Westwood Village Rotary Club Rotarian of the month for September, PP Steve Day was mentioned again. The applause was deafening, since the Club is well aware of Steve’s long-time commitment to Rotary since joining under the sponsorship of Ray Zickfeld (his father-in-law) and remaining as the Club’s long-time liaison to the Rotary Foundation. Steve is one of those rare individuals who takes on any task the Club President requests, reaches out to all of us on behalf of the Foundation with enthusiasm and doesn’t have a mean bone in his body. It shows in the results; this year despite the pandemic and a divisive presidential election and our isolation from each other, Steve has reached new fund-raising heights and generated a huge increase in donations from our membership for the annual District 5280 Rotary Foundation Virtual Dinner, scheduled for this Saturday, November 7th. Congratulations to Steve Day, an example to all of us! (he’s also one of two CPAs that I know – the other one being PP Gordon Fell – that has a sense of humor!)

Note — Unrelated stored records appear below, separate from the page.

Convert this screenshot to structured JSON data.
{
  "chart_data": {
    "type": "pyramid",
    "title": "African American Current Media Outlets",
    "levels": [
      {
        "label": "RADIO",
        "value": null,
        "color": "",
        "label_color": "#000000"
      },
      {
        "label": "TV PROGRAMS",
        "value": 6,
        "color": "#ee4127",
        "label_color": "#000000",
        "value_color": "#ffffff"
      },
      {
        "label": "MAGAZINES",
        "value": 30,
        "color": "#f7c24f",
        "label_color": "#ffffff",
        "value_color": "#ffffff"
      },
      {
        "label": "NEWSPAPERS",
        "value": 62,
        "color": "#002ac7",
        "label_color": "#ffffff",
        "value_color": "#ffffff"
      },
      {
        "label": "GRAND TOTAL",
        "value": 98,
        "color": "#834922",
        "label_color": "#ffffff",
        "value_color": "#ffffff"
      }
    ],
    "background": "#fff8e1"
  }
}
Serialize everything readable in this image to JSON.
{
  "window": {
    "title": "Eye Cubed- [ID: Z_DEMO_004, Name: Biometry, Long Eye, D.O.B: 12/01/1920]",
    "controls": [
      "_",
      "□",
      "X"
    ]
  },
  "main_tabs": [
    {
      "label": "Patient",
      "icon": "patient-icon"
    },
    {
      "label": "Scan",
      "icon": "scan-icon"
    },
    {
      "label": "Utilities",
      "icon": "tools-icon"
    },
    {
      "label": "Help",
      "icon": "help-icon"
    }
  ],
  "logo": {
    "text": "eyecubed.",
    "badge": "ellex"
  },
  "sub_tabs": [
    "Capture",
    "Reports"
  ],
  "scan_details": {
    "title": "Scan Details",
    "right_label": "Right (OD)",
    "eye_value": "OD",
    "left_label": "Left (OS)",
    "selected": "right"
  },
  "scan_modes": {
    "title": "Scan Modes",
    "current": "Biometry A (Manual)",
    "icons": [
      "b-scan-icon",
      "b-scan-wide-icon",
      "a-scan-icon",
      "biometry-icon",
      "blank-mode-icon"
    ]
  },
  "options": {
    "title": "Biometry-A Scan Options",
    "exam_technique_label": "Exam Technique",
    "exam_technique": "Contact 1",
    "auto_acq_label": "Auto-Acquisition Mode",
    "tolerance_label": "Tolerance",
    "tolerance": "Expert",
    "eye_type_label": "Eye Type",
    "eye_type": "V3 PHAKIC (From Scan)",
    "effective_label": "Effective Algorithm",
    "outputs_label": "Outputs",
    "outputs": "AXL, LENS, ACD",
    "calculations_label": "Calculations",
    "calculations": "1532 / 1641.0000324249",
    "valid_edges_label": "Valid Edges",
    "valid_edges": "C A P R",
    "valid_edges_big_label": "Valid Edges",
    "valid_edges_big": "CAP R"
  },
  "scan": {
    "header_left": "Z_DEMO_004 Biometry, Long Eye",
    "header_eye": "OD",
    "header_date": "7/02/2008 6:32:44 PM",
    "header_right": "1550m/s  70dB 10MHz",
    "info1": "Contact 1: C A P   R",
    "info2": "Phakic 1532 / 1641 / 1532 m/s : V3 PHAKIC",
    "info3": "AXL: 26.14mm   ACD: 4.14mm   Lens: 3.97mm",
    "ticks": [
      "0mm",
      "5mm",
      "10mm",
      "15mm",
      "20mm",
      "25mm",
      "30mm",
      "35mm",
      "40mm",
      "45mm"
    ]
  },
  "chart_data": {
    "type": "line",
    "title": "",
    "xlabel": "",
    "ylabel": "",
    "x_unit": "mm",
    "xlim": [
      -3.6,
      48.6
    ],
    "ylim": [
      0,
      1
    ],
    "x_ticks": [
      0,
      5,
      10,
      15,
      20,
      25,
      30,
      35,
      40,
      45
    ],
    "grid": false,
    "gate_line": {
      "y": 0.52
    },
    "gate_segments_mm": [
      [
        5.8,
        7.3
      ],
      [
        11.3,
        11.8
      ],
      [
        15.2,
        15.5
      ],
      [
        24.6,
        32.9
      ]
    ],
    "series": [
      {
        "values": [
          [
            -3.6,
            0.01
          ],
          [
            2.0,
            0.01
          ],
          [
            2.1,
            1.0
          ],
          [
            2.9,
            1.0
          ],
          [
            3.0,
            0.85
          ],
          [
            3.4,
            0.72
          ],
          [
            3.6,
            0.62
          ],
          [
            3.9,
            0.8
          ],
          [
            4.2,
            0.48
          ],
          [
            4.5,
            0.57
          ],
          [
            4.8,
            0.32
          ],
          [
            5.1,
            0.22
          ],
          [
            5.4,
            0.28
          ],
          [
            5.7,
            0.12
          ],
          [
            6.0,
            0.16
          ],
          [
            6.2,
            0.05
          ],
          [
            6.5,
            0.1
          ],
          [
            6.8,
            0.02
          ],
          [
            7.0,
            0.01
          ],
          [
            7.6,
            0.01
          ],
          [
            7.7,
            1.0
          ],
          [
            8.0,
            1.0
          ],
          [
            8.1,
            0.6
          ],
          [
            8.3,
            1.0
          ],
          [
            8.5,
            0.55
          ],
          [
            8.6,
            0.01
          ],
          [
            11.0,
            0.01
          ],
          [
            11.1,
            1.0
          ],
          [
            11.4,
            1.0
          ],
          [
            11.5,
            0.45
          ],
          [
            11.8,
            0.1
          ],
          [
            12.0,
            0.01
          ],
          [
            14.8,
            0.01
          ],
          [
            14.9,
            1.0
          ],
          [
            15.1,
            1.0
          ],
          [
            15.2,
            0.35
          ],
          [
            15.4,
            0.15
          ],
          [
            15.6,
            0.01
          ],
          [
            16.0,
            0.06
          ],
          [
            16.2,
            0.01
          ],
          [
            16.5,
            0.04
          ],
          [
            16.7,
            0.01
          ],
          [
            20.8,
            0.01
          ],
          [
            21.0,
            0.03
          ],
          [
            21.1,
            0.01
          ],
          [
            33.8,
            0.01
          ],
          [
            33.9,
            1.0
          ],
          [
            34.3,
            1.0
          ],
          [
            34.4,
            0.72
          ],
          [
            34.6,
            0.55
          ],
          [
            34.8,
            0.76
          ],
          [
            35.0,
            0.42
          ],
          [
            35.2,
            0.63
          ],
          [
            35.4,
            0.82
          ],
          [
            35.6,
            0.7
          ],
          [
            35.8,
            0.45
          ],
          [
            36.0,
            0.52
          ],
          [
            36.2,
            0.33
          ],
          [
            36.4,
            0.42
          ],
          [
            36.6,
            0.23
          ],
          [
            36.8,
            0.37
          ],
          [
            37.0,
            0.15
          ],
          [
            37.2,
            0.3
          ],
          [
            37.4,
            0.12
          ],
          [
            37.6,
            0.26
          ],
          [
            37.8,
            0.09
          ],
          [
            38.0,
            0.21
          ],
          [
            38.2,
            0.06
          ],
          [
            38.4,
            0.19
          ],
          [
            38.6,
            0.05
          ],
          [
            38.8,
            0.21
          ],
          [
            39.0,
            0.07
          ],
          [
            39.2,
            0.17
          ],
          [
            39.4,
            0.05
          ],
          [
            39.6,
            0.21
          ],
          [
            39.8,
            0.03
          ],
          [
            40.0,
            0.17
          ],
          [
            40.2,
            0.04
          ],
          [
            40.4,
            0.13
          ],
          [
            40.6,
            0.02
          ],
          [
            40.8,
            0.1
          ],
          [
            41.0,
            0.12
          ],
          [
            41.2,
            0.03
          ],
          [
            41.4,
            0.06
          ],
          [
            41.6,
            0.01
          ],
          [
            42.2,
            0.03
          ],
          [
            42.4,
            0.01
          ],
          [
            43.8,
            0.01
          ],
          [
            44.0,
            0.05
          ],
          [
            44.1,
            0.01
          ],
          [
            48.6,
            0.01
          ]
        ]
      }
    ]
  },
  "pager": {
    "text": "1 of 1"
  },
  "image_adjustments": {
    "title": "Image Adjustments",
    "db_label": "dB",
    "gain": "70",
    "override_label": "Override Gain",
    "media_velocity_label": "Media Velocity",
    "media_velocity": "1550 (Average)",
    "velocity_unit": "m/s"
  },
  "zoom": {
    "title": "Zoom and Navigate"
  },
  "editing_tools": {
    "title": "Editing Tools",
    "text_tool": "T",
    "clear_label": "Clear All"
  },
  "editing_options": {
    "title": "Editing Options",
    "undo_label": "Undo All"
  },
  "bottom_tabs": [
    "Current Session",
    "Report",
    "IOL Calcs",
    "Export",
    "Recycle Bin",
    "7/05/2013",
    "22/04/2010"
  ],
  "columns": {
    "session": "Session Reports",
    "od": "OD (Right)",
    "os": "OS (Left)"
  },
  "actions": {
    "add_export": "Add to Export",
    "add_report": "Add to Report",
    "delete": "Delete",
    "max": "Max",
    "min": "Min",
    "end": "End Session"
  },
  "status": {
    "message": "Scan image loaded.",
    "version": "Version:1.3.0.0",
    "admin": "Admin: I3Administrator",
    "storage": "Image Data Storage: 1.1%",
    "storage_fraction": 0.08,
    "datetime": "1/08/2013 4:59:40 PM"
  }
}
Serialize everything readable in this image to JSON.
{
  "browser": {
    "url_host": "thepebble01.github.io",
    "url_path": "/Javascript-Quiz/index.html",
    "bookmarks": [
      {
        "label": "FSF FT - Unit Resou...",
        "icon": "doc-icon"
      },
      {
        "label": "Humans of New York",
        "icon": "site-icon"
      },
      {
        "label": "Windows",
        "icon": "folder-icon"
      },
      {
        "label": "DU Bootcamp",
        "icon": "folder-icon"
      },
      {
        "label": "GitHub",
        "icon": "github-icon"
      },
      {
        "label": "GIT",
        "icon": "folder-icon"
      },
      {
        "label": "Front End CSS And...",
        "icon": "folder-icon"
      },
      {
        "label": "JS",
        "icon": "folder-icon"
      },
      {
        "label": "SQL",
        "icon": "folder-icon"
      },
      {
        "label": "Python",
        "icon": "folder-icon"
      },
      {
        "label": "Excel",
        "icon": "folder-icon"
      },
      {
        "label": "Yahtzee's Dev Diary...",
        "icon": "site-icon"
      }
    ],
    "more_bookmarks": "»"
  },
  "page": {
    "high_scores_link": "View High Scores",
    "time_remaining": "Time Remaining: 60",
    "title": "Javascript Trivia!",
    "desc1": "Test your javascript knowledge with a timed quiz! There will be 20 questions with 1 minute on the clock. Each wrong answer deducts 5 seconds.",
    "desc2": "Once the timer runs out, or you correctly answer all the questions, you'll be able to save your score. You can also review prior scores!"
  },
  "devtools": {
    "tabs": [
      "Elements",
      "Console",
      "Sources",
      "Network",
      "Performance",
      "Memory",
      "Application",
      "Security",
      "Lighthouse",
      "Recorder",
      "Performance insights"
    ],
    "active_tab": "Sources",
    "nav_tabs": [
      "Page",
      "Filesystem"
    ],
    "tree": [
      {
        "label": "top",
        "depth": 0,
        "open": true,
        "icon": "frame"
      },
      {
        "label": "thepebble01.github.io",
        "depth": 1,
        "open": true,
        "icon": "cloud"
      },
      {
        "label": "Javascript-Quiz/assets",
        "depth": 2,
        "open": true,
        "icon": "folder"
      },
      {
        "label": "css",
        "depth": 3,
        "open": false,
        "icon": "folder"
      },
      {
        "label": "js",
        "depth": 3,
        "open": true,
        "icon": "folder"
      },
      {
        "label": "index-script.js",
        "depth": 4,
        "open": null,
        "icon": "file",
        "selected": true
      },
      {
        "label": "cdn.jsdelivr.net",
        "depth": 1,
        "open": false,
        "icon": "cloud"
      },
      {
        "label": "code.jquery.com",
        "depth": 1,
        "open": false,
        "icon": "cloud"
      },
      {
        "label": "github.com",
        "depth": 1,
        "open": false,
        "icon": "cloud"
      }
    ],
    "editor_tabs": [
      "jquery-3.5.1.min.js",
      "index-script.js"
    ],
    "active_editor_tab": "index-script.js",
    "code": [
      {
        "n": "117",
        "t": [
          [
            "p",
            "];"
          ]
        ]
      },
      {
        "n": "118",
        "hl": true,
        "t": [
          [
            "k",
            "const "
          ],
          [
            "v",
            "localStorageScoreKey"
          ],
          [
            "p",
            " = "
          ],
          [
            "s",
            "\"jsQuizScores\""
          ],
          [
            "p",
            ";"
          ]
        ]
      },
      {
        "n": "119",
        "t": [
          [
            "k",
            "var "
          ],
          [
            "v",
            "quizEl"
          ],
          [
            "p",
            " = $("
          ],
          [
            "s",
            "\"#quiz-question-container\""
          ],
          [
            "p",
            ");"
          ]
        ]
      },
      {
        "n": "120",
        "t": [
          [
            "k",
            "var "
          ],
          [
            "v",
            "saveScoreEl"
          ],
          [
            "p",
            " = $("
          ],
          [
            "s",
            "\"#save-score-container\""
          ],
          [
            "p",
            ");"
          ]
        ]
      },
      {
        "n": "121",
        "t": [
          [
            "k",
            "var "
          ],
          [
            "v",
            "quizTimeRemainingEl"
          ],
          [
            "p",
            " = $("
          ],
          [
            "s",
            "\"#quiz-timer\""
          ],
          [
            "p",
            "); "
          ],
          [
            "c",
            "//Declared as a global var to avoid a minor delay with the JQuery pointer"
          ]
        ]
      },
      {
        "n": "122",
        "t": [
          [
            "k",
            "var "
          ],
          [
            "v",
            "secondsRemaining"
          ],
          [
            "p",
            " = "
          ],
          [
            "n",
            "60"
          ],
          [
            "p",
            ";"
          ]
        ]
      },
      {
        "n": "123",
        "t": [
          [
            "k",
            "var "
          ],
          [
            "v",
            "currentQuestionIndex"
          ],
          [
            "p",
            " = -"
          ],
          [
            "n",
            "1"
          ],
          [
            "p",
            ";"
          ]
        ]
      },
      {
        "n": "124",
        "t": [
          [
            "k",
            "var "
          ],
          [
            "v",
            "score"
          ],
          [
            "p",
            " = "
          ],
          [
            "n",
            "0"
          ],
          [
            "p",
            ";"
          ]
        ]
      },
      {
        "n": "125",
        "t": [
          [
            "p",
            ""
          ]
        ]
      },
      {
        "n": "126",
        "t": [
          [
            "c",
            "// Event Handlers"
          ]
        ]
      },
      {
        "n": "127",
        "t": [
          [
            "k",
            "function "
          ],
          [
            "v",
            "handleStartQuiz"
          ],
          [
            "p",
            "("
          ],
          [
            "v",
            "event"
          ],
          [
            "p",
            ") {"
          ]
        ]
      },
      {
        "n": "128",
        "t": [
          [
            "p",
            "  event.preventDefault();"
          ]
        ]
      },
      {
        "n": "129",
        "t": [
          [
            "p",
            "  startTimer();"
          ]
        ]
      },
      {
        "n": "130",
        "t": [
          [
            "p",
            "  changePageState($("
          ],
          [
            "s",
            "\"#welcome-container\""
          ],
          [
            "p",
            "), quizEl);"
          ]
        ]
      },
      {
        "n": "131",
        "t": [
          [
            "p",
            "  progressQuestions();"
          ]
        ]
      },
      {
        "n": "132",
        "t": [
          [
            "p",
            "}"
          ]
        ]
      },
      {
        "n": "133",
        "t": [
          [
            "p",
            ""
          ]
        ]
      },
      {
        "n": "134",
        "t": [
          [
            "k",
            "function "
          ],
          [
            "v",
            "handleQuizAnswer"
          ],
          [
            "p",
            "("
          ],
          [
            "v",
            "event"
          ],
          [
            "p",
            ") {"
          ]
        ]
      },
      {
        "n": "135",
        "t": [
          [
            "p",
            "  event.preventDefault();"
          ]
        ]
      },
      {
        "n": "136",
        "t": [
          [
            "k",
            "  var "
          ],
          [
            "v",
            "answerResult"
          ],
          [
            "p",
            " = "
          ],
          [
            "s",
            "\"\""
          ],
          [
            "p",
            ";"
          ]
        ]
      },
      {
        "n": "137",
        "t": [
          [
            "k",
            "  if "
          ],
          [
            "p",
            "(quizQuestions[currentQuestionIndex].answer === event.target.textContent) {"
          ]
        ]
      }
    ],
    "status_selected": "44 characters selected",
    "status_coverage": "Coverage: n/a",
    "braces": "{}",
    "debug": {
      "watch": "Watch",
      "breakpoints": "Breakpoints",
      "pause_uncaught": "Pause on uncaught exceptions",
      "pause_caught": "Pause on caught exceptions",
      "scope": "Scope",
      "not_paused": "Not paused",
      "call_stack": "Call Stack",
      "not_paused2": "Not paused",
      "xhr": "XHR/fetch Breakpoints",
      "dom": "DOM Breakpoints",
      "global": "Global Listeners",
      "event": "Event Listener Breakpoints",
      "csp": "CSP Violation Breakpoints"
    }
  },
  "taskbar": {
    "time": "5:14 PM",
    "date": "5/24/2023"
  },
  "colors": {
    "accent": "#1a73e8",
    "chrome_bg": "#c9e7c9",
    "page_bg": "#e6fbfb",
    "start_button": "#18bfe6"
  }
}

Following our Rotarians of the month, I introduced this week’s Merchant Minute. In the spirit of supporting small community businesses during the pandemic, Annie Miler joined us from Clementine’s Restaurant, located at 1715 Ensley Avenue in Century City, just north of Santa Monica Blvd and several blocks east of Beverly Glen. Celebrating its’ 20thanniversary, Clementine’s has become an established favorite amongst local Westwood residents, as well as being a strong supporter of local schools. It’s open Monday thru Friday 7:00a to 7:00p, and on Saturday 8:00a thru 5:00p. Closed Sundays. Free delivery, depending on your location and the time of day. She’s giving away free grilled cheese sandwiches on Tuesday, IF you voted! You can order online at www.clementineonline.comor by calling them at (310) 552-1080. (I recommend the key lime pie!)
Tom Barron came online next, sporting a new haircut and introducing our guest speaker, Greg Fischer. Greg is a long-time resident of Westwood and has a wealth of knowledge on our history, just like a previous speaker Steve Sann, who was joining us today as a guest. Greg came with 97 slides but suffered through Zoomitis and could not get his technology gods to obey. We have to have him back again! But I did collect some highlights;
- UCLA was moved to Westwood from its previous home on Vermont Blvd, where the Los Angeles City College now resides. This move was encouraged by Janss, the son-in-law of the owner Mr. Letz, of “Rancho San Jose de Buenos Ayres”.
- The famous Westwood tower was installed near the corner of Wilshire and Beverly Glen, and allowed potential buyers of home lots to climb the tower and see all of the available lots in Westwood north of Wilshire.
- When UCLA opened in Westwood in the 1920s this was a largely undeveloped part of Los Angeles. Wilshire Blvd was the most direct route but many parts of the street were not paved.
- There were restrictions on liquor north of Santa Monica Blvd.
- The parceling of homesites began near the site of Pico Blvd and Westwood Blvd, which became an outdoor drive-in.
- The original value of the UCLA buildings to be constructed was $2.0M.
President Nancy thanked everyone for attending, and reminded the Board of Managers that their meeting followed. Our meeting was adjourned at 12:31pm.
PP Mark Rogo